Smith replied that the Federal Highway Administration, which controls access to interstate highways, is the agency that will make such a decision. The FHA previously has denied proposals to create a full “diamond” exchange at Hwy. 92 and I-85 and also a trimmed down concept of allowing just one northbound access ramp and one southbound “on-ramp” to primarily serve commuters, Smith said.
Currently there is talk of creating an access road stretching from Ga. Highway 74 to Hwy. 92, with Hwy. 74 losing its direct I-85 access. Instead, vehicles on Hwy. 74 would be routed down the access road parallel to the Interstate before accessing an Interstate ramp at an improved Hwy. 92 interchange.
“That’s the current thinking simply because there is nothing else we can get approval or even discussion with the Federal Transportation Administration,” Smith said.
The goal for the bypass has been to impact as few property owners and homeowners as possible while keeping in mind environmental issues and making sure “it does not cost an exorbitant amount of money to construct,” Smith said.
Smith noted that the commission initially intended for the bypass to have enough right-of-way to allow it to be widened to four lanes in the future. But after the county’s transportation consultant said there was more bang for the buck in expanding turn lanes at intersections, it made more sense to ditch the future four-laning of the bypass, Smith said.
Meanwhile, the first phase of the bypass, stretching from Ga. Highway 54 and Huiet Road to Sandy Creek and Tillman roads, is an estimated three months behind its completion date due to the tremendous amount of rain the county has received.

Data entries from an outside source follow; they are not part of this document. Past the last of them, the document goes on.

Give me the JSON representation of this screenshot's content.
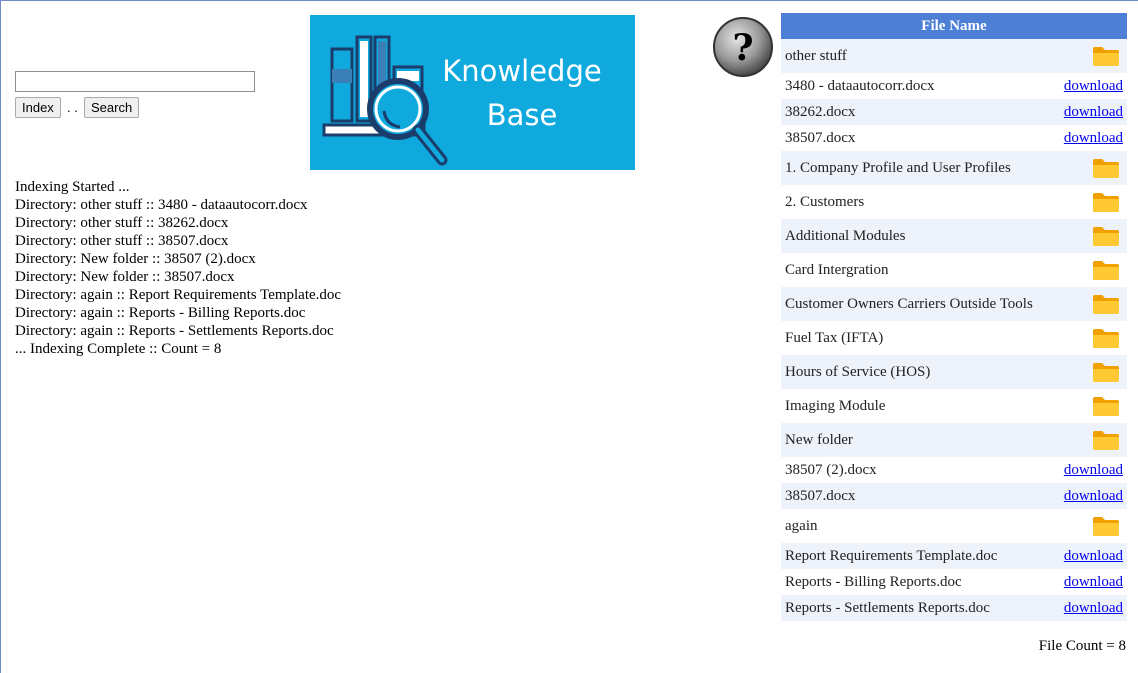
{
  "search": {
    "placeholder": "",
    "value": ""
  },
  "buttons": {
    "index": "Index",
    "separator": ". .",
    "search": "Search"
  },
  "logo": {
    "line1": "Knowledge",
    "line2": "Base"
  },
  "log": [
    "Indexing Started ...",
    "Directory: other stuff :: 3480 - dataautocorr.docx",
    "Directory: other stuff :: 38262.docx",
    "Directory: other stuff :: 38507.docx",
    "Directory: New folder :: 38507 (2).docx",
    "Directory: New folder :: 38507.docx",
    "Directory: again :: Report Requirements Template.doc",
    "Directory: again :: Reports - Billing Reports.doc",
    "Directory: again :: Reports - Settlements Reports.doc",
    "... Indexing Complete :: Count = 8"
  ],
  "table": {
    "header": "File Name",
    "download_label": "download",
    "rows": [
      {
        "name": "other stuff",
        "type": "folder"
      },
      {
        "name": "3480 - dataautocorr.docx",
        "type": "file"
      },
      {
        "name": "38262.docx",
        "type": "file"
      },
      {
        "name": "38507.docx",
        "type": "file"
      },
      {
        "name": "1. Company Profile and User Profiles",
        "type": "folder"
      },
      {
        "name": "2. Customers",
        "type": "folder"
      },
      {
        "name": "Additional Modules",
        "type": "folder"
      },
      {
        "name": "Card Intergration",
        "type": "folder"
      },
      {
        "name": "Customer Owners Carriers Outside Tools",
        "type": "folder"
      },
      {
        "name": "Fuel Tax (IFTA)",
        "type": "folder"
      },
      {
        "name": "Hours of Service (HOS)",
        "type": "folder"
      },
      {
        "name": "Imaging Module",
        "type": "folder"
      },
      {
        "name": "New folder",
        "type": "folder"
      },
      {
        "name": "38507 (2).docx",
        "type": "file"
      },
      {
        "name": "38507.docx",
        "type": "file"
      },
      {
        "name": "again",
        "type": "folder"
      },
      {
        "name": "Report Requirements Template.doc",
        "type": "file"
      },
      {
        "name": "Reports - Billing Reports.doc",
        "type": "file"
      },
      {
        "name": "Reports - Settlements Reports.doc",
        "type": "file"
      }
    ]
  },
  "file_count": "File Count = 8",
  "colors": {
    "header_bg": "#4d7fd6",
    "row_alt": "#eef2fa",
    "logo_bg": "#0fa9de",
    "folder": "#ffb300",
    "link": "#0000ee"
  },
  "icons": {
    "help": "question-mark-icon",
    "folder": "folder-icon",
    "logo": "books-magnifier-icon"
  }
}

“If it rains today, you can’t do anything today and also the next three to five days because the ground has to dry out before you can compact, pave, gravel, or do anything. If the ground isn’t dry enough you just have to wait for it to be dry,” Smith said.
The road is being paid for using part of a 1-cent special purpose local option sales tax approved in a 2004 referendum put forward by a county commission that included only one current commissioner — Herb Frady.
The other three commissioners who approved the bypass plan subsequently lost reelection bids, even though all of them were generally considered to favor “slow growth” and strict conformance to current land use policies.
Other than Frady, none of the other four currently serving commissioners was in office when the bypass plan was proposed and approved for inclusion in the successful 2004 SPLOST.